Tabletop roleplaying isn’t just known for having benefits for its players — it’s being used for those benefits in therapeutic contexts. For instance, Dr. B works with social skills roleplaying groups through Aspiring Youth, something you may have heard him talking about on the official Dungeons & Dragons podcast.
Wheelhouse Workshop is another Washington-based group that offers social skills roleplaying groups. Last year at PAX South, founders Adam Johns and Adam Davis talked about the work they do with kids and teens and illustrated just how powerful tabletop RPGs can be for their players.
Check it out:
The panel’s Q&A is also up on YouTube, and while those can sometimes be awkward, this one’s well worth a watch. It gets into more detail about how skills can be built through intentional play.
For the most part, Johns and Davis play how many of us play, with a bit more focus on building players’ strengths. But in the Q&A, Johns brings up a point that can be contentious in the wider roleplaying community: the benefits of being able to rely on dice and stats when a player lacks confidence in their charisma or intelligence.
He describes a scenario where a player wants to convince an NPC of something but doesn’t have the confidence to spiel out a convincing argument on the spot. Rather than calling that a failure, Johns might ask for a little more information, then let the player roll to see if they succeed.

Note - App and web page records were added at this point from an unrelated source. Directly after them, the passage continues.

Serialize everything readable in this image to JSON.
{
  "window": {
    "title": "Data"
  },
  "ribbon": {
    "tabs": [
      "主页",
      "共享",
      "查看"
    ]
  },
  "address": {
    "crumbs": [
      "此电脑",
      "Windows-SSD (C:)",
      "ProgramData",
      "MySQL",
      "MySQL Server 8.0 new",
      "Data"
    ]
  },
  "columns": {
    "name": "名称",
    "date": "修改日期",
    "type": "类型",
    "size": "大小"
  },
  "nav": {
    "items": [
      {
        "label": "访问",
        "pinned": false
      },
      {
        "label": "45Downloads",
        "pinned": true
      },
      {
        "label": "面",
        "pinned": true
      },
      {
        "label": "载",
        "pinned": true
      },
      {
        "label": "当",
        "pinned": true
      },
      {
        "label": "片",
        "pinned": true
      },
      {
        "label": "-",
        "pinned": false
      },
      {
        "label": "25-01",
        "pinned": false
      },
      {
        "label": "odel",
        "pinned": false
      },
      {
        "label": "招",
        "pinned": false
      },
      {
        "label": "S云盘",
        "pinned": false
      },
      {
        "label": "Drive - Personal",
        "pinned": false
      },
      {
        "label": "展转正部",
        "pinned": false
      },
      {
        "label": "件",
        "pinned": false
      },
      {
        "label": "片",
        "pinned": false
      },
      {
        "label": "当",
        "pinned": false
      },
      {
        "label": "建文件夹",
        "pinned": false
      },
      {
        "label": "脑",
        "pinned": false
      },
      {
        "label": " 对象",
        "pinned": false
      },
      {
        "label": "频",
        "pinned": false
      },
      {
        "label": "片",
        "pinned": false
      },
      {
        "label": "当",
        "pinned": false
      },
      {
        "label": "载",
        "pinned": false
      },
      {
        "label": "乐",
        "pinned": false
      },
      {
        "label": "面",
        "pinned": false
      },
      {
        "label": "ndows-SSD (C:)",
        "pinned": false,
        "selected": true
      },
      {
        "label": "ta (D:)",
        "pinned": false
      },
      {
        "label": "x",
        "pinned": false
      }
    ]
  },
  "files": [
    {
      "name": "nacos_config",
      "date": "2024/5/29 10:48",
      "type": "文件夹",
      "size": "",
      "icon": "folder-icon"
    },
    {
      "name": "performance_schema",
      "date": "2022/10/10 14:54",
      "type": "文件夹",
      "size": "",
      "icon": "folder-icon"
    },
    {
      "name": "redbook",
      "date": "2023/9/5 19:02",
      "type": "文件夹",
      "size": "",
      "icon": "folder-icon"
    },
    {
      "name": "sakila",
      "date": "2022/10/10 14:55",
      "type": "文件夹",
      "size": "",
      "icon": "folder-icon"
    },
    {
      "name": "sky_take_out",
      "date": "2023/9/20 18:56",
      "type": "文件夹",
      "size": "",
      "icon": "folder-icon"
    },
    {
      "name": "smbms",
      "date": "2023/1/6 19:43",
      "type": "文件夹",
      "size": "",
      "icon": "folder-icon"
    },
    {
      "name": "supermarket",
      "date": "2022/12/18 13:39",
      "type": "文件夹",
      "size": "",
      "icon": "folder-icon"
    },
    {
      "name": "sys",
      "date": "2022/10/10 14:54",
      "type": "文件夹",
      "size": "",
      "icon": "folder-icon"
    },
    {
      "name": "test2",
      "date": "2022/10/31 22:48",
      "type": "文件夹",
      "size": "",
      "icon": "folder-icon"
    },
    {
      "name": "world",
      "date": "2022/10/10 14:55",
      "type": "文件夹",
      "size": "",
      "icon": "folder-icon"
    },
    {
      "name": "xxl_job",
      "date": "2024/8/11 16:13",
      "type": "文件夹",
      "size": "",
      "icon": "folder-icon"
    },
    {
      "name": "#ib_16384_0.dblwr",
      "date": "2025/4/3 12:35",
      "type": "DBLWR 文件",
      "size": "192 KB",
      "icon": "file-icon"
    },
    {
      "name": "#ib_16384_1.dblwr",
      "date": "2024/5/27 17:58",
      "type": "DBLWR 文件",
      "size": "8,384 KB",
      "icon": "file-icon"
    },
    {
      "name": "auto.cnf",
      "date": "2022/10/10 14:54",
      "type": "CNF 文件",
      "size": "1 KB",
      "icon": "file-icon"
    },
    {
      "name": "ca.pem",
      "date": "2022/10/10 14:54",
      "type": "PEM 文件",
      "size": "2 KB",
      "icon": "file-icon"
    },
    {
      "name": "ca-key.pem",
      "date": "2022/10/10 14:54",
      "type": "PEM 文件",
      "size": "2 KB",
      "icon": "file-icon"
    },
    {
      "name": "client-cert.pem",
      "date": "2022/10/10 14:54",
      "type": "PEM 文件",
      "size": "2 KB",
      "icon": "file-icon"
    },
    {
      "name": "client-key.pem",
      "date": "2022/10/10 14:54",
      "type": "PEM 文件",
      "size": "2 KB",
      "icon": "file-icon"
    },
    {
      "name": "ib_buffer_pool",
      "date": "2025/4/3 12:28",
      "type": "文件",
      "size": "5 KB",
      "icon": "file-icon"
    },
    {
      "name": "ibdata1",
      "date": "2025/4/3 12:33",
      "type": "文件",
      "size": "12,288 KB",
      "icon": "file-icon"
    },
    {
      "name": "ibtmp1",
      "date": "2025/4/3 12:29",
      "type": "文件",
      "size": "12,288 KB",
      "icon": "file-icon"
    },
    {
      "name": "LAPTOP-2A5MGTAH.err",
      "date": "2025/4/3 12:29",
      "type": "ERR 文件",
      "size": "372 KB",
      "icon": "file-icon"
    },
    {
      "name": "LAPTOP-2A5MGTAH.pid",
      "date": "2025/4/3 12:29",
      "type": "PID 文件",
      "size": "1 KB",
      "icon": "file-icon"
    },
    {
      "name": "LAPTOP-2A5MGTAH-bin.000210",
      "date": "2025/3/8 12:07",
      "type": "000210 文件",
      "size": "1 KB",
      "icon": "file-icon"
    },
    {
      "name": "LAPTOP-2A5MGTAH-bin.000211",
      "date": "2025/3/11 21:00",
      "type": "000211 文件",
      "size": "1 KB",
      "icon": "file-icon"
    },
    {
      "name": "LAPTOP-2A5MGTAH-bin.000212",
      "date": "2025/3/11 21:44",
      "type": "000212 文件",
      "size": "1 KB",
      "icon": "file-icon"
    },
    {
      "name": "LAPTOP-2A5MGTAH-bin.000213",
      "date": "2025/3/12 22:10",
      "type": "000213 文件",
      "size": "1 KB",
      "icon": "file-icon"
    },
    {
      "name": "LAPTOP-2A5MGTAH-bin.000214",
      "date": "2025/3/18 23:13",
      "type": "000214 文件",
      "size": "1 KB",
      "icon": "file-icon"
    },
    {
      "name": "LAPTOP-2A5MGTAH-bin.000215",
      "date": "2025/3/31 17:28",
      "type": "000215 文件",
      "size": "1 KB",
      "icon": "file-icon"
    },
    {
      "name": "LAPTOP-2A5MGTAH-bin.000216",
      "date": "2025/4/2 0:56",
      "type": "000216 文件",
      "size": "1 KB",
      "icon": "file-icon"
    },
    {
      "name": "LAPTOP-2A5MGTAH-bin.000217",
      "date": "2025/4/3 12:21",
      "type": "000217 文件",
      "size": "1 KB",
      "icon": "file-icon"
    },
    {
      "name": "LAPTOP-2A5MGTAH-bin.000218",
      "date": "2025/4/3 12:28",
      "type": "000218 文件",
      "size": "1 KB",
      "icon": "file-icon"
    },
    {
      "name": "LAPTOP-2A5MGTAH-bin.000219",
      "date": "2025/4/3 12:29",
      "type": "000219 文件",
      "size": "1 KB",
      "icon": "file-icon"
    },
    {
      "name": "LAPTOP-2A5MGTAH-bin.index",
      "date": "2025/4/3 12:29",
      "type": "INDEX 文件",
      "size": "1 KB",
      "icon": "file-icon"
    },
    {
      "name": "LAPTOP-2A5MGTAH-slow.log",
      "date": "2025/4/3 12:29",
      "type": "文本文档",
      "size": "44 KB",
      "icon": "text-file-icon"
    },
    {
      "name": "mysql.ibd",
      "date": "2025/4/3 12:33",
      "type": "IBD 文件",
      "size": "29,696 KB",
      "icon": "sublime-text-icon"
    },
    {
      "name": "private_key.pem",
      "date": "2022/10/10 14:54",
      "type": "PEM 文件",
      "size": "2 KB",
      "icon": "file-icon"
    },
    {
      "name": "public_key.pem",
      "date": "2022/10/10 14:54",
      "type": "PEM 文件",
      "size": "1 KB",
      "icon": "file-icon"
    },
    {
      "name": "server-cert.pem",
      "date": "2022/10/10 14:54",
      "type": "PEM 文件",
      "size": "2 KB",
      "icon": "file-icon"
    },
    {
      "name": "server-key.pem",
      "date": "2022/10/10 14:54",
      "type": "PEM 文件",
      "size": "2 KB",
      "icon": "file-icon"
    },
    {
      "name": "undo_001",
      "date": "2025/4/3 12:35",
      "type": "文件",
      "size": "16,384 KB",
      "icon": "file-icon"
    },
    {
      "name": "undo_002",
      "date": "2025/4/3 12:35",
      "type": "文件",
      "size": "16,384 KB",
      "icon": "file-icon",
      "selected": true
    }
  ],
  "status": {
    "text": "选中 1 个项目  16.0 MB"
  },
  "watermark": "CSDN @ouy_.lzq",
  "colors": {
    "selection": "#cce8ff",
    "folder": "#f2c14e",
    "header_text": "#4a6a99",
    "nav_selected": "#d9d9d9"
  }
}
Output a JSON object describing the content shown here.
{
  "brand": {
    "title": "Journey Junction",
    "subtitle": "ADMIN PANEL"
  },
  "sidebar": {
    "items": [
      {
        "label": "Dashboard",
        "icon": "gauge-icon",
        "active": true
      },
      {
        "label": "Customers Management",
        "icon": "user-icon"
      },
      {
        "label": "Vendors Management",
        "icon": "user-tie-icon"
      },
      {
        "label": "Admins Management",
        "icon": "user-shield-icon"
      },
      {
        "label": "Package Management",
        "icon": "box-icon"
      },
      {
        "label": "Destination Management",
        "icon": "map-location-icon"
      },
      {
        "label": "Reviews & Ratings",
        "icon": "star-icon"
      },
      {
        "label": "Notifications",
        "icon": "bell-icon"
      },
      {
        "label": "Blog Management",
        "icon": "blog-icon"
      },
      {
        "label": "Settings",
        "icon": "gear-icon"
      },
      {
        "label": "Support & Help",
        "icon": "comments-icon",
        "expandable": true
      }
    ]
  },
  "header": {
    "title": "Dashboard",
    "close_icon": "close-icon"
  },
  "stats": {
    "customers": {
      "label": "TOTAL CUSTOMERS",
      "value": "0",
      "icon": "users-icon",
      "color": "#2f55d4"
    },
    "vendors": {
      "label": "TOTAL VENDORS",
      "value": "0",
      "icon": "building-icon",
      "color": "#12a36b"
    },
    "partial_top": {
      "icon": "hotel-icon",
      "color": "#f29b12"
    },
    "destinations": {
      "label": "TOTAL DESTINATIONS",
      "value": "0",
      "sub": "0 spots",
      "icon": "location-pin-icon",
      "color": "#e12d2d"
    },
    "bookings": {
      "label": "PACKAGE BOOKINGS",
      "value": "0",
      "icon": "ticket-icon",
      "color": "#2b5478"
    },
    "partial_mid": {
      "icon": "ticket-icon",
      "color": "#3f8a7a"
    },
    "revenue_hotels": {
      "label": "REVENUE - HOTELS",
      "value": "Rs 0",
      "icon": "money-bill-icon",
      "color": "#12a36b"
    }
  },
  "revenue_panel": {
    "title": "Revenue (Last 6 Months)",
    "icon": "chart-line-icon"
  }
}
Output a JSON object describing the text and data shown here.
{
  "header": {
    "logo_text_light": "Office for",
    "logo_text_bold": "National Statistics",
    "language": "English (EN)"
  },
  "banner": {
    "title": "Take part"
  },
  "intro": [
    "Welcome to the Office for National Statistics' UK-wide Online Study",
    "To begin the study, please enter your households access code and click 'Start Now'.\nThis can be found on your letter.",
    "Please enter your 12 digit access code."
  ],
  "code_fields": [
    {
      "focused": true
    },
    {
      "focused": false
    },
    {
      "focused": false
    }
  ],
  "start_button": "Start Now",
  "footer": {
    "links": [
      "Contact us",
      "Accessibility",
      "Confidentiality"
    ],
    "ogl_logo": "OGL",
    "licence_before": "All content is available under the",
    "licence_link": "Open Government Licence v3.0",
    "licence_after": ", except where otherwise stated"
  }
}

By helping that player succeed without forcing them to roleplay convincingly, Johns is able to help them build confidence in their own skills. The next time they face a persuasion check, he might ask a little more of them — and they might also find it a little easier.
Johns, Davis and Dr. B are all trained professionals, so don’t try this at home. There’s nothing wrong with using your game to stretch yourself with characters that explore your weaknesses or expand your strengths, though — and it never hurts to build a play environment where everyone feels like they have a chance to contribute, grow and succeed.